On Thu, Jan 3, 2019 at 11:47 AM Nigel Maund <firstname.lastname@example.org> wrote:
Thanks for your feedback Nick,
I am intrigued as to why you may have changed to the 5.528 MHz frequency
And, also the decisions to go with lower amplifier output.
In researching other types of analyzers, I came across Ashar Farhan’s
He used a 12 MHz filter.
It occurs to me, that I could build the front stages of his design, and
“tack them on” as front stages to the Measurement Receiver.
Let me start by getting the Measurement Receiver built (it has been, like
4 years on the back burner!).
Thanks and interested to hear from others that have implemented the
On Jan 2, 2019, at 8:31 PM, Nick Kennedy <email@example.com> wrote:fortunately.
It's been 4+ years since I built mine, but I have some notes,
Your idea of testing in sections is certainly a good one. I had to do alot
of troubleshooting, although not generally due to the design or conceptbut
due to having a couple of bad mixers.correctly.
Also, I made a lot of changes so I had to be sure I'd done them
I used some 5.528 MHz crystals I had on hand so that changed theoperating
frequency, the diplexer, the L-matches and so on.to
Shooting through the crystal filter and its L-matchers before connecting
the rest of the world is definitely a good idea. And since you have thatthe
nice PHSNA instrument sitting there, why not?
I like to measure my critical component values pretty closely and also
simulate the circuits in LTspice, so sometimes I don't actually feel the
need to adjust trimmers. My notes say I pre-set my L-match trimmers to
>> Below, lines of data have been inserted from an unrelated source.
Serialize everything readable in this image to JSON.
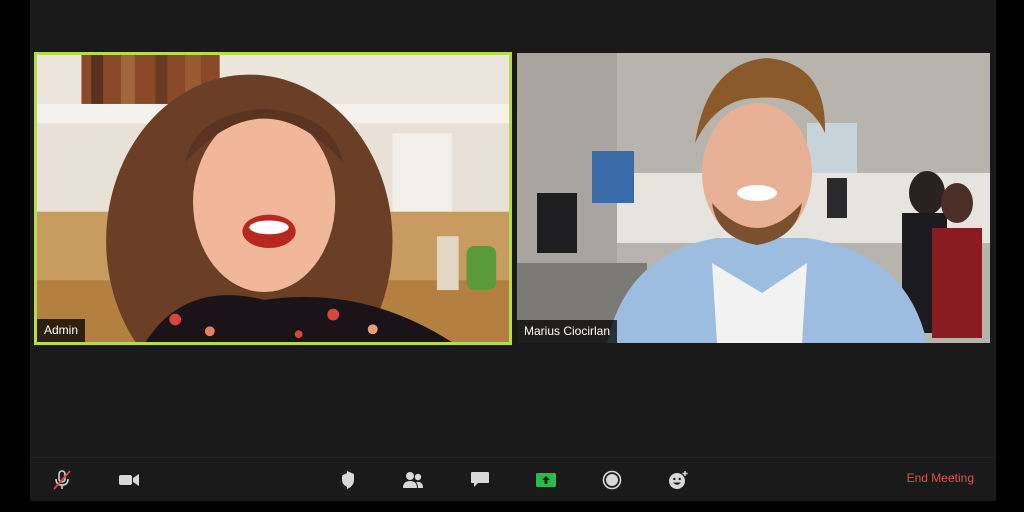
{
  "participants": [
    {
      "name": "Admin",
      "active_speaker": true
    },
    {
      "name": "Marius Ciocirlan",
      "active_speaker": false
    }
  ],
  "toolbar": {
    "mute_icon": "microphone-muted-icon",
    "video_icon": "video-camera-icon",
    "security_icon": "shield-icon",
    "participants_icon": "participants-icon",
    "chat_icon": "chat-bubble-icon",
    "share_icon": "share-screen-icon",
    "record_icon": "record-icon",
    "reactions_icon": "reaction-smiley-icon",
    "end_meeting_label": "End Meeting"
  },
  "colors": {
    "active_border": "#b4dc4c",
    "share_green": "#2db84d",
    "end_meeting_red": "#e1514a",
    "muted_red": "#e04a3a"
  }
}
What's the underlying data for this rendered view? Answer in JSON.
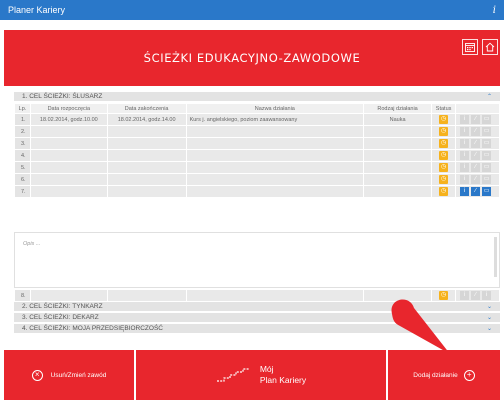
{
  "window": {
    "title": "Planer Kariery",
    "info_glyph": "i"
  },
  "banner": {
    "title": "ŚCIEŻKI EDUKACYJNO-ZAWODOWE",
    "icons": [
      "calendar-icon",
      "home-icon"
    ]
  },
  "sections": [
    {
      "num": "1.",
      "label": "CEL ŚCIEŻKI: ŚLUSARZ"
    },
    {
      "num": "2.",
      "label": "CEL ŚCIEŻKI: TYNKARZ"
    },
    {
      "num": "3.",
      "label": "CEL ŚCIEŻKI: DEKARZ"
    },
    {
      "num": "4.",
      "label": "CEL ŚCIEŻKI: MOJA PRZEDSIĘBIORCZOŚĆ"
    }
  ],
  "table": {
    "headers": [
      "Lp.",
      "Data rozpoczęcia",
      "Data zakończenia",
      "Nazwa działania",
      "Rodzaj działania",
      "Status"
    ],
    "rows": [
      {
        "lp": "1.",
        "start": "18.02.2014, godz.10.00",
        "end": "18.02.2014, godz.14.00",
        "name": "Kurs j. angielskiego, poziom zaawansowany",
        "type": "Nauka"
      },
      {
        "lp": "2.",
        "start": "",
        "end": "",
        "name": "",
        "type": ""
      },
      {
        "lp": "3.",
        "start": "",
        "end": "",
        "name": "",
        "type": ""
      },
      {
        "lp": "4.",
        "start": "",
        "end": "",
        "name": "",
        "type": ""
      },
      {
        "lp": "5.",
        "start": "",
        "end": "",
        "name": "",
        "type": ""
      },
      {
        "lp": "6.",
        "start": "",
        "end": "",
        "name": "",
        "type": ""
      },
      {
        "lp": "7.",
        "start": "",
        "end": "",
        "name": "",
        "type": ""
      }
    ],
    "row8": {
      "lp": "8."
    }
  },
  "description": {
    "placeholder": "Opis ..."
  },
  "footer": {
    "left_label": "Usuń/Zmień zawód",
    "center_line1": "Mój",
    "center_line2": "Plan Kariery",
    "right_label": "Dodaj działanie"
  }
}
required value. But I could see plotting the filter curve and playingwith
those trimmers until you got a nice flat response curve might be a goodthe
I substituted an ERA-1SM for the ERA-3+ which changed other component
values a bit. It's easy enough to verify the gain of that stage acting
alone before installing the mixer.
For whatever reason(s), I didn't feel the need for so much oomph out of
output amplifier so I changed the biasing to reduce standing current todriving
about 10 mA and didn't need a heat sink.
I did take a look through the diplexer before connecting it to the
and driven stages. I had already modeled it on LTspice and seen that, byboard
design, you don't get sharp peaks but you do get a constant load over a
wide range of frequencies. Which I guess is its function.
So getting back to testing in stages. Yes, especially on through-hole
projects, it's a great idea. Sections can be hard to break apart afterthe
fact. And as I guess I've suggested already, you could easily build andlast,
test separately the MMIC amplifier, the diplexer, the crystal filter plus
matchers and the output amp. Or combine the output amp with the filter.
This can be accomplished by holding off on installing the mixer until
testing the boards separately, and maybe keeping C15 out until firstname.lastname@example.org>> wrote:
tested the filter and output amplifier separately.
On the fuse and blocking diode - your proposal to share them seems
reasonable. I don't remember exactly what I did there.
73 & good luck with the project,
On Tue, Jan 1, 2019 at 6:40 PM Nigel Maund <email@example.com <mailto:
Dear PHSNA testing community;
I am finally building the Measurement Receiver.
I wanted to ask advice on how to test/tune it as I build it in sections?
Here are my thoughts:
1) using the PHSNA, sweep the Xtal filter alone, and adjust the trim
capacitors to get a flat response curve
2) add the 2n2222 Amplifier, to then see the sweep with a 20 dB gain
Next steps - how would I make sure that the Bridge Tee Diplexers are
Is it simple enough to wire up all the components and go for broke.
Or, is there a way to perhaps add in the Diplexer circuit and sweep it
using a 3.2768 MHz (spare crystal) oscillator,. If I were to use a
loss bridge would this then give me some interesting way to use all the
test components and actually see the Diplexer working?
I am thinking of how best to test each of the two boards separately,
the PHSNA and Power Meter, before connecting them together.
One final question: the schematic shows only one power connection
circuitry (200 mA resettable fuse, shotkey diode) but both boards have
locations for this circuitry. Is it acceptable to simply wire one board
with this circuitry, and jumper the 12 volts supply to the 2nd board.
do both boards need a 200 mA resettable fuse?